- [Exercise]
Show every line below where "description" can be found.

--- Stored data ---

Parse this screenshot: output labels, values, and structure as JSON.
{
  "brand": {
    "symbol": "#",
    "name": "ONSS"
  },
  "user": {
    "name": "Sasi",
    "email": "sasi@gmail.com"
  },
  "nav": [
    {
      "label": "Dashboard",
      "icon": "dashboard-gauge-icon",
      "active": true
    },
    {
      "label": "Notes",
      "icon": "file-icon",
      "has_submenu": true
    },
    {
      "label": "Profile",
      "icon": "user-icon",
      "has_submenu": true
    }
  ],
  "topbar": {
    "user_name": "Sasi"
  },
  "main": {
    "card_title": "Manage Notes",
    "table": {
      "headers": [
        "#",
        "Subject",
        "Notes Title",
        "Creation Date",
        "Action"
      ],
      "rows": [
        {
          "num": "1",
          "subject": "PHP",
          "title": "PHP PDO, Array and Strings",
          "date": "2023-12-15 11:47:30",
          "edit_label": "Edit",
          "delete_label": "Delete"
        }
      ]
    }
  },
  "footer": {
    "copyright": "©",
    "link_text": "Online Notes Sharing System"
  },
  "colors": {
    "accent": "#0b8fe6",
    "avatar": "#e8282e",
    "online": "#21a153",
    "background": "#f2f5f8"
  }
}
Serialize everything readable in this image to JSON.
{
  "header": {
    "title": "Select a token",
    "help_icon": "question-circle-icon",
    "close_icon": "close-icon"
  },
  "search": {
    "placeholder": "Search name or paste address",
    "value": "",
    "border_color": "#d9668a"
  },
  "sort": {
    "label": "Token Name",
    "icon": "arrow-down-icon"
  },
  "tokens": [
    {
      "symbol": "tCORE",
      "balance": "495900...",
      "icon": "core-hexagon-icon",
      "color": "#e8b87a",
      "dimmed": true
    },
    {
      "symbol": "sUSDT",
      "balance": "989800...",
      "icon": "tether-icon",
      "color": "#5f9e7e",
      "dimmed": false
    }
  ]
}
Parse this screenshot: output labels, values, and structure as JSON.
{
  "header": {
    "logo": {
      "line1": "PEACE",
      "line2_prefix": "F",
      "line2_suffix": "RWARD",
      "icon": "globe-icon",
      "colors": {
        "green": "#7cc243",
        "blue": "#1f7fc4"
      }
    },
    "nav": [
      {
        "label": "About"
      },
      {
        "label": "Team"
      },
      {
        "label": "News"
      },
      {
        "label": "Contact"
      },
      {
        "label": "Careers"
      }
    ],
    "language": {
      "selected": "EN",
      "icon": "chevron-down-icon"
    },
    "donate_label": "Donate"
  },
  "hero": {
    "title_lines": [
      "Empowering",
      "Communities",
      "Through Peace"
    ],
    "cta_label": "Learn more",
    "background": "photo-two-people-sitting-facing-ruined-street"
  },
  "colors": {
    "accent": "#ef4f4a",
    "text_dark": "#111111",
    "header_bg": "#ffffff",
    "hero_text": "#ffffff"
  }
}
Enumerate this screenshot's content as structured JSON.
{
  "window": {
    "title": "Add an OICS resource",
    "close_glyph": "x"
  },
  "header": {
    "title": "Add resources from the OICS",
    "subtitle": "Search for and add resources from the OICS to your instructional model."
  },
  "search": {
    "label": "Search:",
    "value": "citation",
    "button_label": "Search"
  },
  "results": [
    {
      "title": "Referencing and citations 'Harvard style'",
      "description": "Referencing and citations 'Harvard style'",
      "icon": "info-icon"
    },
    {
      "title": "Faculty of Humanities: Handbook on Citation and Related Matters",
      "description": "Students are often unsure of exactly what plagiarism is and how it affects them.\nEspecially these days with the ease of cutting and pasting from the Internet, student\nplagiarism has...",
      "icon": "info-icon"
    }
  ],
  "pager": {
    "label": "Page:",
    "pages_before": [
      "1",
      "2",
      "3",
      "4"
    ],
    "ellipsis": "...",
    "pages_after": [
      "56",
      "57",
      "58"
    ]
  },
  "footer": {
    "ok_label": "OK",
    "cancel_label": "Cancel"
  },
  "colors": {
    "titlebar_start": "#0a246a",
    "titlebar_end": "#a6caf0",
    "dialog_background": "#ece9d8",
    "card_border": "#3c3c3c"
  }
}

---

- [Expected output]
      "description": "Referencing and citations 'Harvard style'",
      "description": "Students are often unsure of exactly what plagiarism is and how it affects them.\nEspecially these days with the ease of cutting and pasting from the Internet, student\nplagiarism has...",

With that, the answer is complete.